When you walk out of “Night and Day,” you’re going to be asking yourself, “What the hell did I just watch?”
But the real question is whether or not that’s a good thing.
It’s good to be challenged. It’s good to be uncomfortable and accosted by art. The bad thing is that art can also be pretentious bullshit.
“Night and Day” can be colorlessly described as “dance theatre.” This play is about 95 percent dance and 5 percent theatre — or, if you prefer, “talking.” For the full 80 minutes or so of the first act, you’re bombarded with what boils down to nonsensical babble.
You’re treated to a lounge singer summarizing about five interrelated Greek myths. Then two logs are removed from briefcases and smacked lackadaisically with axes, to a background of people talking about eating. Later, a naked eating orgy.
We then move on to demonic war stories and a suited man talking about human history, a woman in a spider-heart-cage wheeled on stage while talking about Greek mythology, sky booze descending from the ceiling only to be drank and spat violently like an alcoholic SeaWorld, which turns into white people meticulously moshing.
Then we see men stomping chairs to the silliest band in the world, Rammstein, and, of course, a man in bondage gear cavorting about while singing “O Fortuna” in a shrill falsetto.
It was actually more fun writing down these quick descriptions of everything as a means to remember it all. There is so much of it that while it can be engrossing, sometimes annoying ideas and images, much of it evaporates from my short-term memory upon the show’s completion.

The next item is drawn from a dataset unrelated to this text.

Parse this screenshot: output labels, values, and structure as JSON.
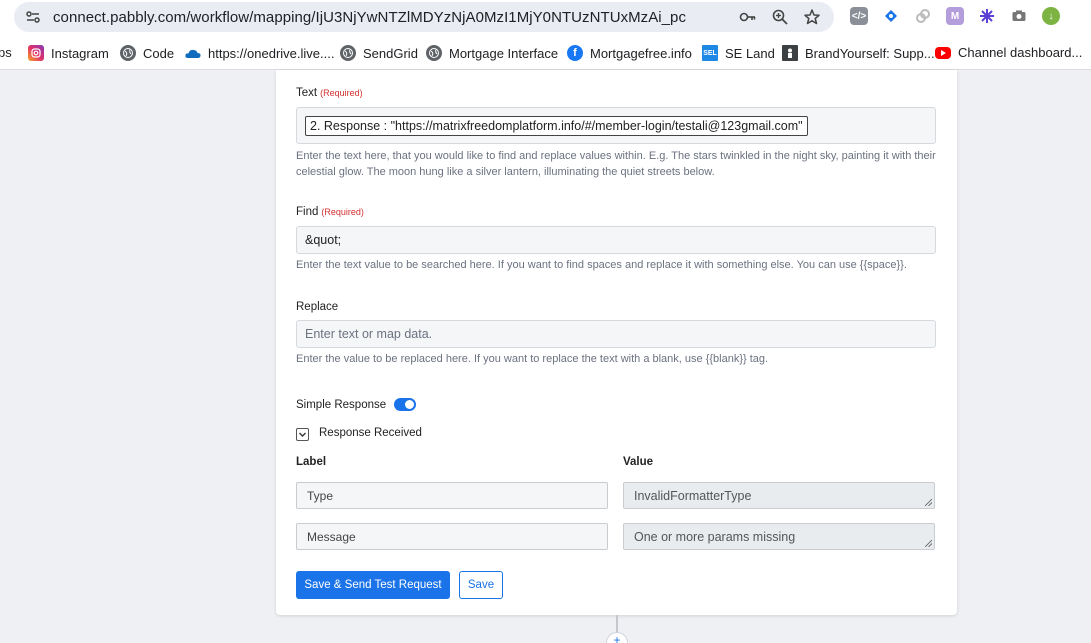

It’s like the run-on sentence of a junkie describing a fever dream. A little of this kind of theatre goes a long way, but here it’s just too damn much stimulation: too many ideas and images, all at a lightning-fast pace. But there is no time to catch your breath, to digest or make connections, of which there are desperately few. For the most part, it seems overindulgent.
The second act is considerably more coherent, presenting a strong visual theme of a changing monochromic light that engulfs the stage, arranged with motifs of a bouquet of pastoral kindness.

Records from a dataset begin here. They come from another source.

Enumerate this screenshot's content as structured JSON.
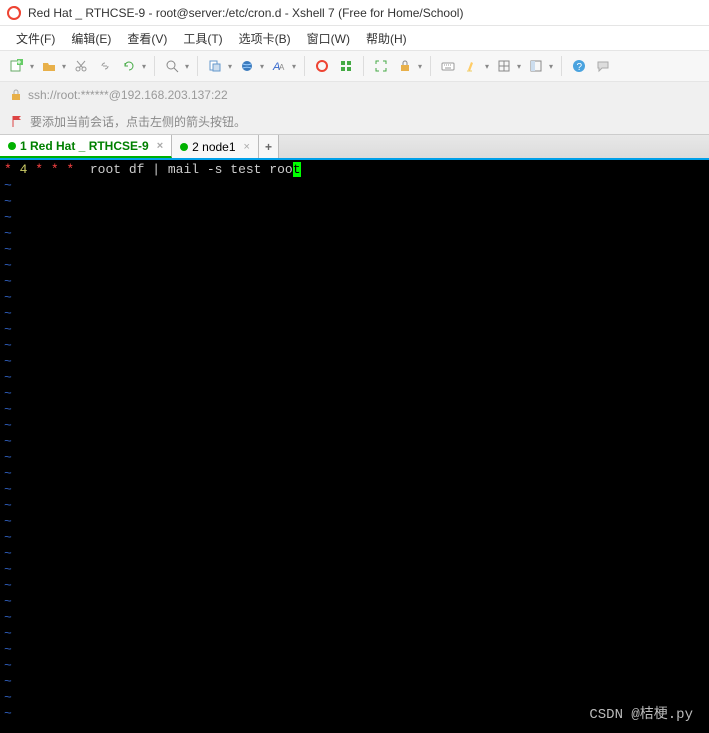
{
  "title": "Red Hat _ RTHCSE-9 - root@server:/etc/cron.d - Xshell 7 (Free for Home/School)",
  "menus": {
    "file": "文件(F)",
    "edit": "编辑(E)",
    "view": "查看(V)",
    "tools": "工具(T)",
    "tabs": "选项卡(B)",
    "window": "窗口(W)",
    "help": "帮助(H)"
  },
  "address": "ssh://root:******@192.168.203.137:22",
  "hint": "要添加当前会话，点击左侧的箭头按钮。",
  "tabs": [
    {
      "label": "1 Red Hat _ RTHCSE-9",
      "active": true,
      "color": "#00b100"
    },
    {
      "label": "2 node1",
      "active": false,
      "color": "#00b100"
    }
  ],
  "terminal": {
    "line_parts": {
      "cron1": "* ",
      "cron2": "4",
      "cron3": " * * *  ",
      "cron4": "root df | mail -s test roo",
      "cron5": "t"
    },
    "tilde_rows": 34
  },
  "watermark": "CSDN @桔梗.py"
}
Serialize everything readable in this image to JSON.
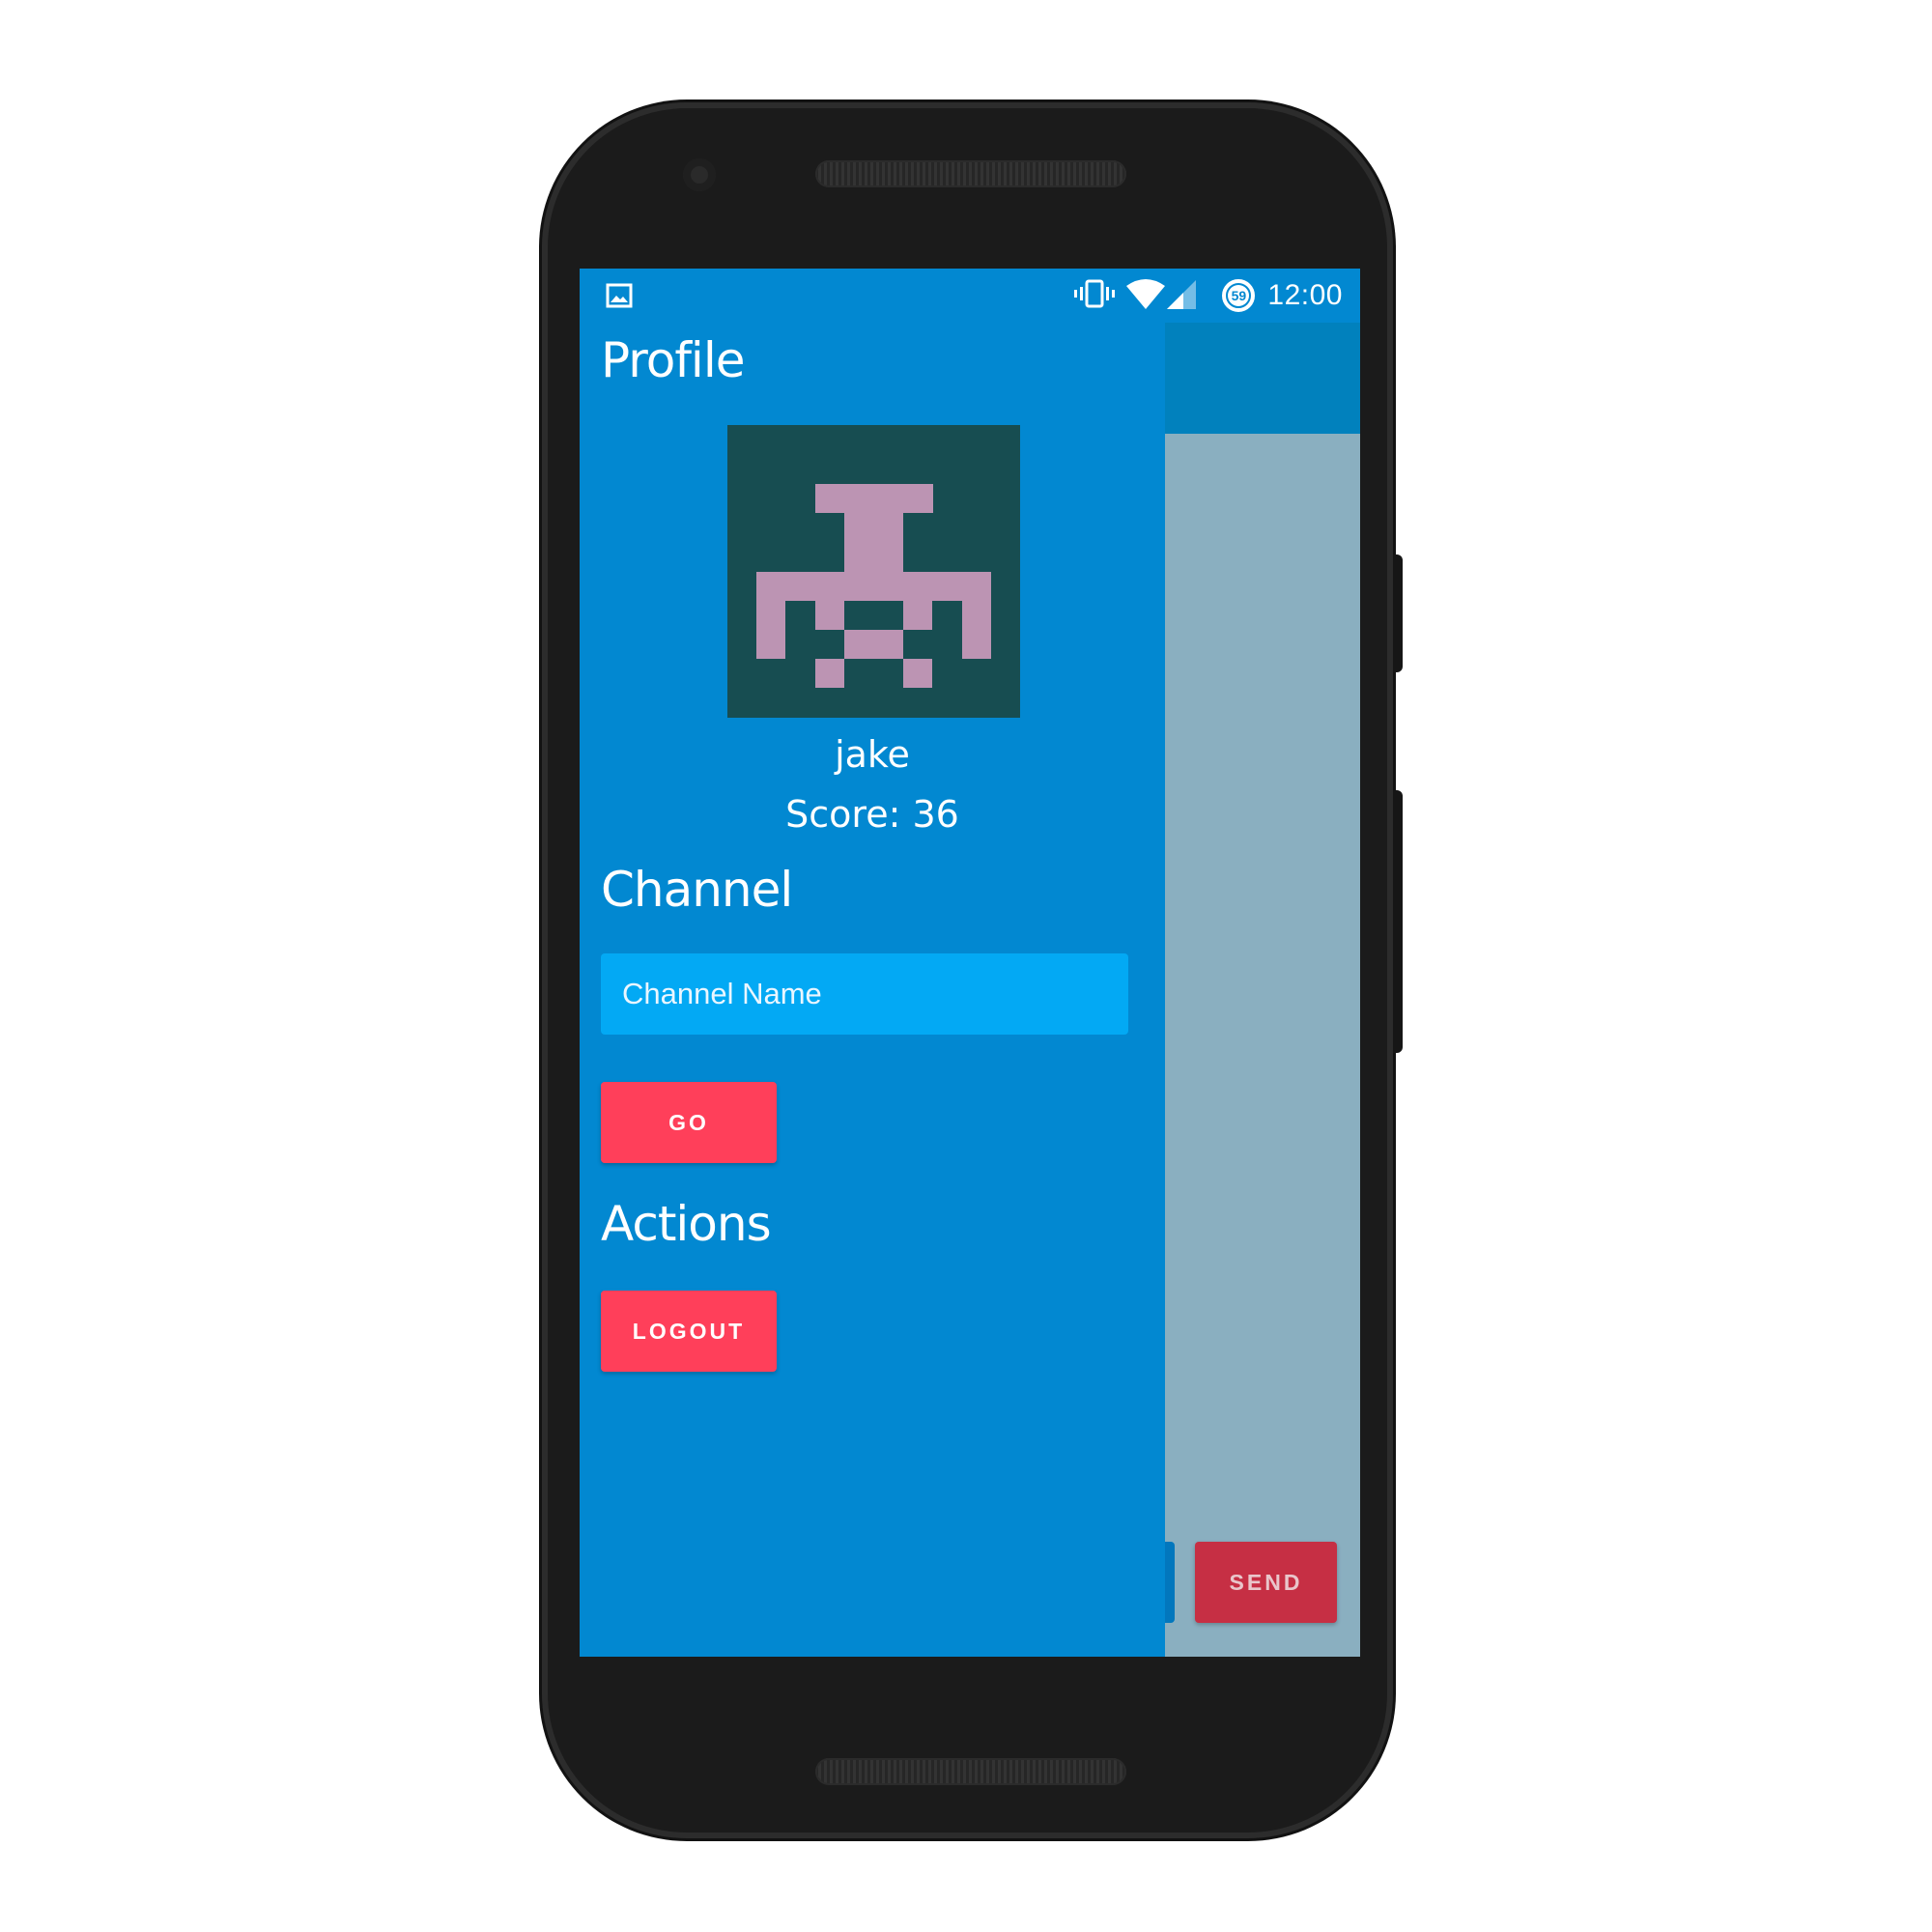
{
  "status_bar": {
    "time": "12:00",
    "battery_level": "59",
    "icons": [
      "gallery-notification-icon",
      "vibrate-icon",
      "wifi-icon",
      "cellular-signal-icon",
      "battery-saver-icon"
    ]
  },
  "drawer": {
    "profile_title": "Profile",
    "avatar": {
      "icon": "pixel-invader-avatar",
      "background_color": "#174d51",
      "pixel_color": "#bc94b3"
    },
    "username": "jake",
    "score": "Score: 36",
    "channel_title": "Channel",
    "channel_input": {
      "value": "",
      "placeholder": "Channel Name"
    },
    "go_label": "GO",
    "actions_title": "Actions",
    "logout_label": "LOGOUT"
  },
  "background": {
    "send_label": "SEND"
  },
  "colors": {
    "drawer_bg": "#0288d1",
    "input_bg": "#03a9f4",
    "button_accent": "#ff3f5a",
    "content_bg": "#8aafc0",
    "appbar_bg": "#0181bd"
  }
}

Specificity is what is being created here. The chorus cast of sixteen actors zoom on and off stage by the second, packing the space with many simultaneous actions and intentions. What are our monkey brains and forward-facing binocular vision intended to focus on? Beyond the simple idea of overstimulation, there is the simple question of “Why?” If there is such a titanic effort of choreography and intensity, why do something so abstract? The answer, it seems, as it often is with art like this, is “because we can.”
It is difficult to even really critique art so obtuse. It’s bodily movement by means of abstracted emotion and images. It’s impossible to say something was “bad” or “wrong,” since it seems every possible thing is up for grabs to be used or performed. Every possible “failure,” from an actor’s performance to malfunctioning technical design and multimedia might simply be “part of the show,” which can be entirely meta in an interesting way, or frustrating and without consequence or responsibility for itself.
With that in mind, it is nearly impossible to say whether it is “good” or not. While it would be amusing if the lawless artsy entropy of the first act was suddenly followed up by a second act of something like some straight-and-clean Neil Simon, “Night & Day” is a testament to the exploration of boundaries and a rebellion against limitation.
Night and Day
by Charles L. Mee
Directed by Bill Walters
UNM’s Rodey Theatre
Thursday, Friday and Saturday at 7:30 p.m. Sunday at 2 p.m.
$15 General, $12 Faculty and Seniors, $10 Staff and Students
For More Information:
(505)925-5858 or visit